When I was a strategist at a small fund in 2013 with top of the world returns (one of two funds 110% gain, #3 i believe), a lot the performance came from just two stocks. They were immense winners, and the head trader had the experience and fortitude to hold them the whole way - on leverage.
Modern portfolio theory might dismiss this as too risky and not diversified enough, but actually the latest research shows - the way to beat the market is heavy concentration in what is going up. It sounds obvious, and to some extent it is, but if it was easy everyone would be doing it already right?

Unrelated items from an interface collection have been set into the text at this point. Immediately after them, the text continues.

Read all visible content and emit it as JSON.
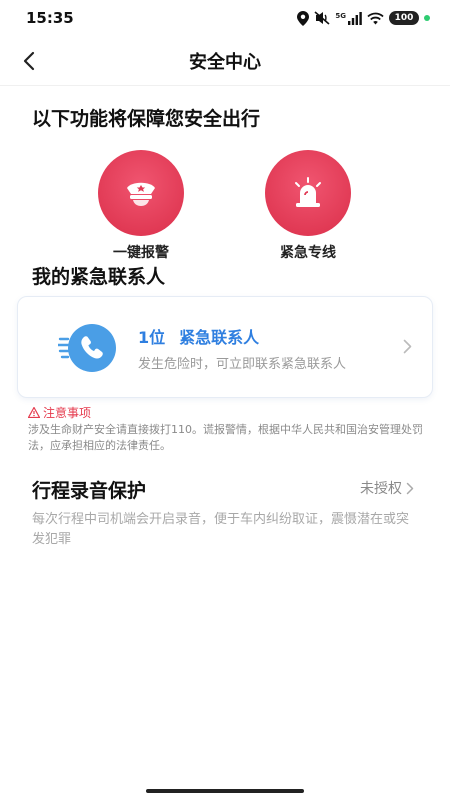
{
  "status_bar": {
    "time": "15:35",
    "network": "5G",
    "battery": "100",
    "icons": [
      "location-icon",
      "mute-icon",
      "signal-icon",
      "wifi-icon",
      "battery-icon"
    ]
  },
  "nav": {
    "title": "安全中心",
    "back_icon": "chevron-left-icon"
  },
  "features_section": {
    "title": "以下功能将保障您安全出行",
    "items": [
      {
        "label": "一键报警",
        "icon": "police-cap-icon"
      },
      {
        "label": "紧急专线",
        "icon": "siren-icon"
      }
    ]
  },
  "contacts_section": {
    "title": "我的紧急联系人",
    "card": {
      "count": "1位",
      "label": "紧急联系人",
      "description": "发生危险时，可立即联系紧急联系人",
      "icon": "phone-icon"
    }
  },
  "notice": {
    "title": "注意事项",
    "text": "涉及生命财产安全请直接拨打110。谎报警情，根据中华人民共和国治安管理处罚法，应承担相应的法律责任。"
  },
  "recording_section": {
    "title": "行程录音保护",
    "status": "未授权",
    "description": "每次行程中司机端会开启录音，便于车内纠纷取证，震慑潜在或突发犯罪"
  },
  "colors": {
    "accent_red": "#e13a55",
    "accent_blue": "#2f7fe0",
    "badge_blue": "#4a9ee6",
    "notice_red": "#e53b4e"
  }
}
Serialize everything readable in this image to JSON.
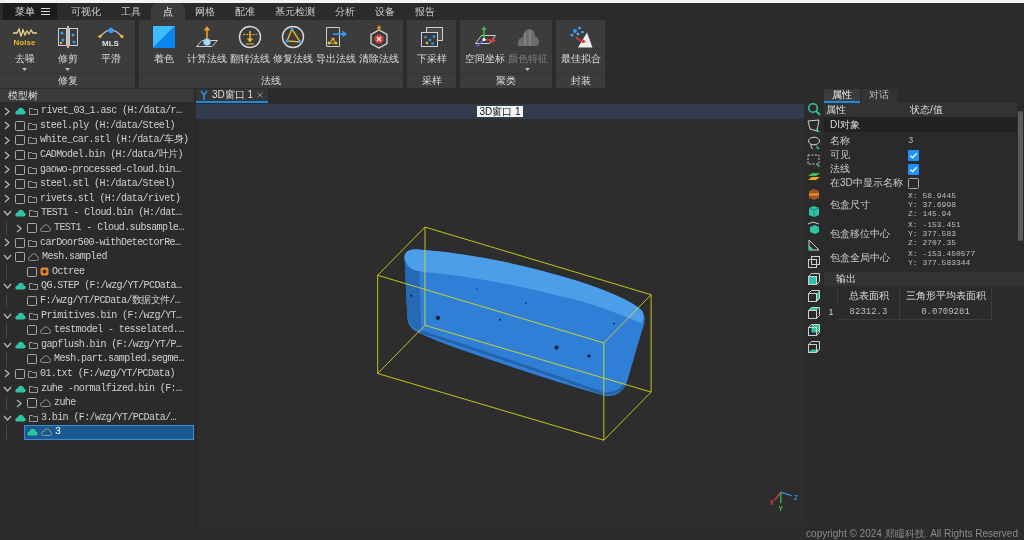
{
  "menu_bar": {
    "menu_label": "菜单",
    "tabs": [
      {
        "label": "可视化",
        "selected": false
      },
      {
        "label": "工具",
        "selected": false
      },
      {
        "label": "点",
        "selected": true
      },
      {
        "label": "网格",
        "selected": false
      },
      {
        "label": "配准",
        "selected": false
      },
      {
        "label": "基元检测",
        "selected": false
      },
      {
        "label": "分析",
        "selected": false
      },
      {
        "label": "设备",
        "selected": false
      },
      {
        "label": "报告",
        "selected": false
      }
    ]
  },
  "ribbon": {
    "groups": [
      {
        "label": "修复",
        "buttons": [
          {
            "label": "去噪",
            "icon_text": "Noise",
            "dropdown": true,
            "disabled": false
          },
          {
            "label": "修剪",
            "dropdown": true,
            "disabled": false
          },
          {
            "label": "平滑",
            "icon_text": "MLS",
            "dropdown": false,
            "disabled": false
          }
        ]
      },
      {
        "label": "法线",
        "buttons": [
          {
            "label": "着色",
            "dropdown": false,
            "disabled": false
          },
          {
            "label": "计算法线",
            "dropdown": false,
            "disabled": false
          },
          {
            "label": "翻转法线",
            "dropdown": false,
            "disabled": false
          },
          {
            "label": "修复法线",
            "dropdown": false,
            "disabled": false
          },
          {
            "label": "导出法线",
            "dropdown": false,
            "disabled": false
          },
          {
            "label": "清除法线",
            "dropdown": false,
            "disabled": false
          }
        ]
      },
      {
        "label": "采样",
        "buttons": [
          {
            "label": "下采样",
            "dropdown": false,
            "disabled": false
          }
        ]
      },
      {
        "label": "聚类",
        "buttons": [
          {
            "label": "空间坐标",
            "dropdown": false,
            "disabled": false
          },
          {
            "label": "颜色特征",
            "dropdown": true,
            "disabled": true
          }
        ]
      },
      {
        "label": "封装",
        "buttons": [
          {
            "label": "最佳拟合",
            "dropdown": false,
            "disabled": false
          }
        ]
      }
    ]
  },
  "model_tree": {
    "title": "模型树",
    "items": [
      {
        "label": "rivet_03_1.asc (H:/data/r…",
        "kind": "file",
        "checked": true,
        "expanded": false,
        "selected": false
      },
      {
        "label": "steel.ply (H:/data/Steel)",
        "kind": "file",
        "checked": false,
        "expanded": false,
        "selected": false
      },
      {
        "label": "white_car.stl (H:/data/车身)",
        "kind": "file",
        "checked": false,
        "expanded": false,
        "selected": false
      },
      {
        "label": "CADModel.bin (H:/data/叶片)",
        "kind": "file",
        "checked": false,
        "expanded": false,
        "selected": false
      },
      {
        "label": "gaowo-processed-cloud.bin…",
        "kind": "file",
        "checked": false,
        "expanded": false,
        "selected": false
      },
      {
        "label": "steel.stl (H:/data/Steel)",
        "kind": "file",
        "checked": false,
        "expanded": false,
        "selected": false
      },
      {
        "label": "rivets.stl (H:/data/rivet)",
        "kind": "file",
        "checked": false,
        "expanded": false,
        "selected": false
      },
      {
        "label": "TEST1 - Cloud.bin (H:/dat…",
        "kind": "file",
        "checked": true,
        "expanded": true,
        "selected": false,
        "children": [
          {
            "label": "TEST1 - Cloud.subsample…",
            "kind": "cloud",
            "checked": false,
            "expanded": false,
            "selected": false
          }
        ]
      },
      {
        "label": "carDoor500-withDetectorRe…",
        "kind": "file",
        "checked": false,
        "expanded": false,
        "selected": false
      },
      {
        "label": "Mesh.sampled",
        "kind": "cloud",
        "checked": false,
        "expanded": true,
        "selected": false,
        "children": [
          {
            "label": "Octree",
            "kind": "octree",
            "checked": false,
            "selected": false
          }
        ]
      },
      {
        "label": "QG.STEP (F:/wzg/YT/PCData…",
        "kind": "file",
        "checked": true,
        "expanded": true,
        "selected": false,
        "children": [
          {
            "label": "F:/wzg/YT/PCData/数据文件/…",
            "kind": "plain",
            "checked": false,
            "selected": false
          }
        ]
      },
      {
        "label": "Primitives.bin (F:/wzg/YT…",
        "kind": "file",
        "checked": true,
        "expanded": true,
        "selected": false,
        "children": [
          {
            "label": "testmodel - tesselated.…",
            "kind": "cloud",
            "checked": false,
            "selected": false
          }
        ]
      },
      {
        "label": "gapflush.bin (F:/wzg/YT/P…",
        "kind": "file",
        "checked": true,
        "expanded": true,
        "selected": false,
        "children": [
          {
            "label": "Mesh.part.sampled.segme…",
            "kind": "cloud",
            "checked": false,
            "selected": false
          }
        ]
      },
      {
        "label": "01.txt (F:/wzg/YT/PCData)",
        "kind": "file",
        "checked": false,
        "expanded": false,
        "selected": false
      },
      {
        "label": "zuhe -normalfized.bin (F:…",
        "kind": "file",
        "checked": true,
        "expanded": true,
        "selected": false,
        "children": [
          {
            "label": "zuhe",
            "kind": "cloud",
            "checked": false,
            "expanded": false,
            "selected": false
          }
        ]
      },
      {
        "label": "3.bin (F:/wzg/YT/PCData/…",
        "kind": "file",
        "checked": true,
        "expanded": true,
        "selected": false,
        "children": [
          {
            "label": "3",
            "kind": "cloud",
            "checked": true,
            "selected": true
          }
        ]
      }
    ]
  },
  "view": {
    "tabs": [
      {
        "label": "3D窗口 1",
        "selected": true
      }
    ],
    "title": "3D窗口 1",
    "axis_labels": [
      "X",
      "Y",
      "Z"
    ]
  },
  "properties": {
    "tabs": [
      {
        "label": "属性",
        "selected": true
      },
      {
        "label": "对话",
        "selected": false
      }
    ],
    "columns": [
      "属性",
      "状态/值"
    ],
    "section": "DI对象",
    "rows": [
      {
        "label": "名称",
        "kind": "text",
        "value": "3"
      },
      {
        "label": "可见",
        "kind": "check",
        "checked": true
      },
      {
        "label": "法线",
        "kind": "check",
        "checked": true
      },
      {
        "label": "在3D中显示名称",
        "kind": "check",
        "checked": false
      },
      {
        "label": "包盒尺寸",
        "kind": "coords",
        "lines": [
          "X: 58.9445",
          "Y: 37.6998",
          "Z: 145.94"
        ]
      },
      {
        "label": "包盒移位中心",
        "kind": "coords",
        "lines": [
          "X: -153.451",
          "Y: 377.583",
          "Z: 2707.35"
        ]
      },
      {
        "label": "包盒全局中心",
        "kind": "coords",
        "lines": [
          "X: -153.450577",
          "Y: 377.583344"
        ]
      }
    ]
  },
  "output": {
    "title": "输出",
    "columns": [
      "总表面积",
      "三角形平均表面积"
    ],
    "rows": [
      {
        "number": "1",
        "cells": [
          "82312.3",
          "0.0709281"
        ]
      }
    ]
  },
  "status_bar": {
    "copyright": "copyright © 2024 郑瞳科技. All Rights Reserved"
  }
}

Here's the piece on Bloomberg. "The implication, like it or not, is that a concentration of outsize gains in a minority of index members is tantamount to a death sentence for anyone who gets paid for beating a benchmark."
Or to put it another way - most gains in the index are the results of just a few stocks, so anyone owning more than those few stocks in more equal weightings lags the benchmark.

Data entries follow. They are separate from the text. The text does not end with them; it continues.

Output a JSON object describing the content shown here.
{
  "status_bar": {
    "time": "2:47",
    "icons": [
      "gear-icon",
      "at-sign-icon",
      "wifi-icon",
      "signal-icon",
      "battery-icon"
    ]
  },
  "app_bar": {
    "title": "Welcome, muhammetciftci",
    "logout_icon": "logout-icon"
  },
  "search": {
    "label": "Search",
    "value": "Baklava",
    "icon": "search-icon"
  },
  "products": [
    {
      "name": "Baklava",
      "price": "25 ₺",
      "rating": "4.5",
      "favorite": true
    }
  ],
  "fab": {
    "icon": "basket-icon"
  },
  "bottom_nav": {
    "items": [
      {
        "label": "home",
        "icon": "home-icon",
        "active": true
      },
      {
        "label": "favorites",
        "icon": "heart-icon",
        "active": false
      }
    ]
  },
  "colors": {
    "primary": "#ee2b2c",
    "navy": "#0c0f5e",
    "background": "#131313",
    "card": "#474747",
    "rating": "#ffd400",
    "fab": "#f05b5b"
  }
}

The solution is to relentlessly focus and concentrate upon what is performing the best, regardless of any other factor. Other "factor" here means P/E, value, market cap, revenues, margins, growth, story, blah blah blah etc etc etc. The only thing that matters is what is going UP. Only the study of price action gives any strategy in this regard.
Key point, by up I don't just momentum, or up by percentage terms for the past 12 months, as the academics like to define it. That only tells you went up last year. Give me a break.
If The Pivotal Perspective can work this well across major index ETFs, how would it do across selecting the top 3 on Dow30, top 50 in SPX, top 10 NDX, or similar idea? Actually I never like rigid rules like this - sometimes it could be appropriate to own 10 Dow stocks, and sometimes 0 or 1. But still the point remains - the very best strategy would be to own the best stocks in the best index, on leverage when conditions support - with hedging on index futures when appropriate.
In this regard, I have only presented the bare outlines of what is possible here.